FEZEKILE COKILE: As part of Environmental Week 2014, the South African Institute for Aquatic Biodiversity (SAIAB) team was outside the Day Kaif on Tuesday, 29 July, to spark interest among students about the different uses of water.
The students, which included those doing water management honours, were not only presented with a scientific approach as to how water works but were shown a few practical skills they could use to their advantage when using water.
DANIELA BARLETTA: “[The] green economy is growing like a mushroom,” said Professor Heila Lotz-Sistka at a recent event hosted by the Career Lounge as part of Rhodes University’s Environmental Week. Lotz-Sisitka and other speakers from the Environmental Learning Research Centre focused on the many career opportunities for those with a passion for environmental science.
Speakers spoke about their personal journeys by exploring the environmental research field and their shared love for the environmental science sector was clear.
MARKO SVICEVIC: An earthquake measuring 5.3 on the Richter scale struck South Africa just before 12:30 on Tuesday afternoon.
According to the US Geological Survey, the quake measured 5.3 on the Richter scale (although other sources have placed it as high as 5.5). It further added that the quake was centred in Orkney, 120km south east of Johannesburg and occurred at a depth of 10km.
The tremor, which was felt as far away as Durban in Kwa-Zulu Natal and Gaborone in Botswana; sent many scrambling under their desks and evacuating their buildings.
EMILY CORKE: Grahamstown Riding Club has had to evacuate its horses from some of their stables due to a large fire burning dangerously close to its boundary lines. The fire broke out earlier today in the Grahamstown rubbish dump, adjacent to the stable. Emergency services are on site trying to get the fire under control.
Grahamstown Fire Chief, William Welkom, could not confirm the cause of the fire at this point but he could confirm that there was a vehicle on scene controlling the fire.
ROBYN KIRK: In a bid to save money and reduce carbon emissions, Johannesburg bus company, Metrobushas started the process of running their fleet of buses on environmentally-friendly dual fuel.
So far two Metrobus buses have been fitted with new engines that use dual fuel, a fuel that produces 90% less carbon emissions than regular diesel. Dual fuel is a mixture of natural gas and diesel. The ‘green’ buses are currently running routes in Johannesburg in order to test run the technology.

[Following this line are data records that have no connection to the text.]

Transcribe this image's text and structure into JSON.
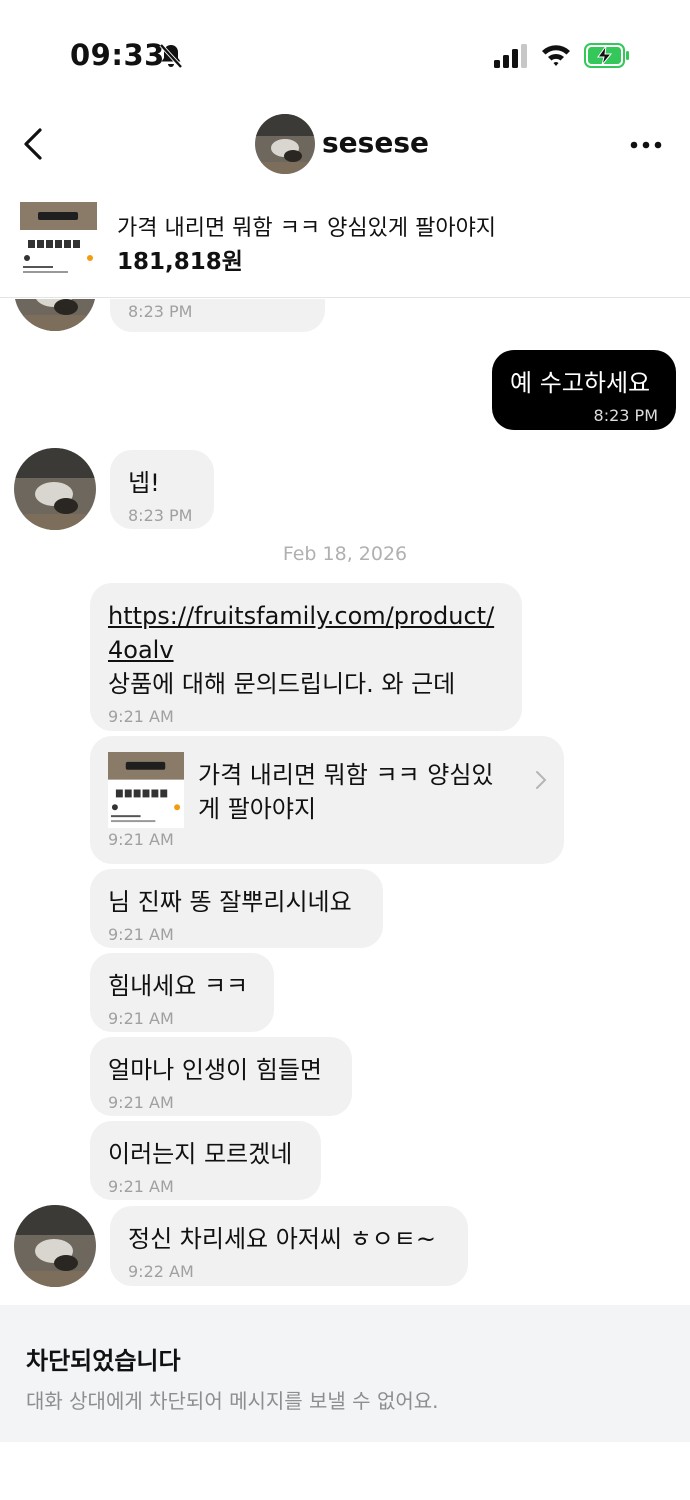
{
  "status_bar": {
    "time": "09:33"
  },
  "header": {
    "name": "sesese"
  },
  "product": {
    "title": "가격 내리면 뭐함 ㅋㅋ 양심있게 팔아야지",
    "price": "181,818원"
  },
  "messages": [
    {
      "side": "theirs",
      "text": "",
      "time": "8:23 PM"
    },
    {
      "side": "mine",
      "text": "예 수고하세요",
      "time": "8:23 PM"
    },
    {
      "side": "theirs",
      "text": "넵!",
      "time": "8:23 PM"
    },
    {
      "date_separator": "Feb 18, 2026"
    },
    {
      "side": "sent-gray",
      "link": "https://fruitsfamily.com/product/\n4oalv",
      "text": "상품에 대해 문의드립니다. 와 근데",
      "time": "9:21 AM"
    },
    {
      "side": "sent-gray",
      "card_title": "가격 내리면 뭐함 ㅋㅋ 양심있\n게 팔아야지",
      "time": "9:21 AM"
    },
    {
      "side": "sent-gray",
      "text": "님 진짜 똥 잘뿌리시네요",
      "time": "9:21 AM"
    },
    {
      "side": "sent-gray",
      "text": "힘내세요 ㅋㅋ",
      "time": "9:21 AM"
    },
    {
      "side": "sent-gray",
      "text": "얼마나 인생이 힘들면",
      "time": "9:21 AM"
    },
    {
      "side": "sent-gray",
      "text": "이러는지 모르겠네",
      "time": "9:21 AM"
    },
    {
      "side": "theirs",
      "text": "정신 차리세요 아저씨 ㅎㅇㅌ~",
      "time": "9:22 AM"
    }
  ],
  "blocked": {
    "title": "차단되었습니다",
    "description": "대화 상대에게 차단되어 메시지를 보낼 수 없어요."
  },
  "colors": {
    "mine_bubble": "#000000",
    "other_bubble": "#f1f1f1",
    "battery_green": "#34c759"
  },
  "icons": [
    "back-icon",
    "more-icon",
    "bell-off-icon",
    "signal-icon",
    "wifi-icon",
    "battery-charging-icon",
    "chevron-right-icon"
  ]
}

Claudia Emanuel: Right now, millions of helpless, voiceless animals are locked away in sterile laboratories, awaiting the next poke, probe and torturous experience. There is no way around it - experimenting and testing on animals is cruel.
Beauty Without Cruelty had the initial intention of being present on UCT’s medical campus but they were turned away at the last minute. The organisation has had a stand at UCT’s upper campus for two days in the last week. In correlation with World Week for Animals, 19-26 April 2014, the members have been raising awareness by handing out information on vivisection, offering humane practice guides and opening up discussions with interested students.
Jane Berg: Members of a new anti-rhino poaching activism group ‘The Cliptivists’ argued for their cause at a public meeting in the Environmental Learning Research Centre on April 22.
At this inaugural public colloquium, the group implored audience members to ask themselves “what can I do?” to stem the killing of rhinos.
Strato Copteros: “The horror, the horror”, Marlon Brando’s character, Colonel Kurtz, repeatedly whispers in Apocalypse Now. Brando’s breathless drawl as eerie as the ubiquitous photos of dead rhino with gaping facial wounds we too often see.
Our repetitive exposure to the horror now breeding a soul-numbing trauma fatigue; created by a mixture of heartbreak and a resigned sense of pointlessness. Red horns and “dehorn poachers” bumper stickers to show we care. Online petitions to do something. Donations to contribute somehow. What else? How much more? Now what? Are we winning yet?
Tracey Ruff: What do Al Gore, candle-lit lanterns, Wits students and the East Campus Library Lawns have in common?
The answer is simple: environmental awareness.
On Thursday evening, Wits Generation Earth society members hosted a screening of Al Gore’s An Inconvenient Truth under the canvas of the night skies on the Library Lawns.
Staff Reporter: Grahamstown residents as well as Rhodes students gathered for the ‘Global March for Lions’ to protest and raise awareness about canned lion hunting, on 15 March. The march began on High Street at the Drostdy Arch, then proceeded to the Cathedral. “There was a good turn up,” commented Jenny Copley-Forster, head of Farm Animal Centre for Education and organiser of the protest.
During the march the drum beats of Kestrel Raik, chairman of Drum Soc, and Emma Thompson were accompanied by struggle song, ‘Lion Song’ composed by Siviwe Mafani. Once outside of the cathedral protestor and local poet Harry Owen read the poem ‘Best Selling Father and Son Hunting Package Deals’ by Valerie Laws to the protestors.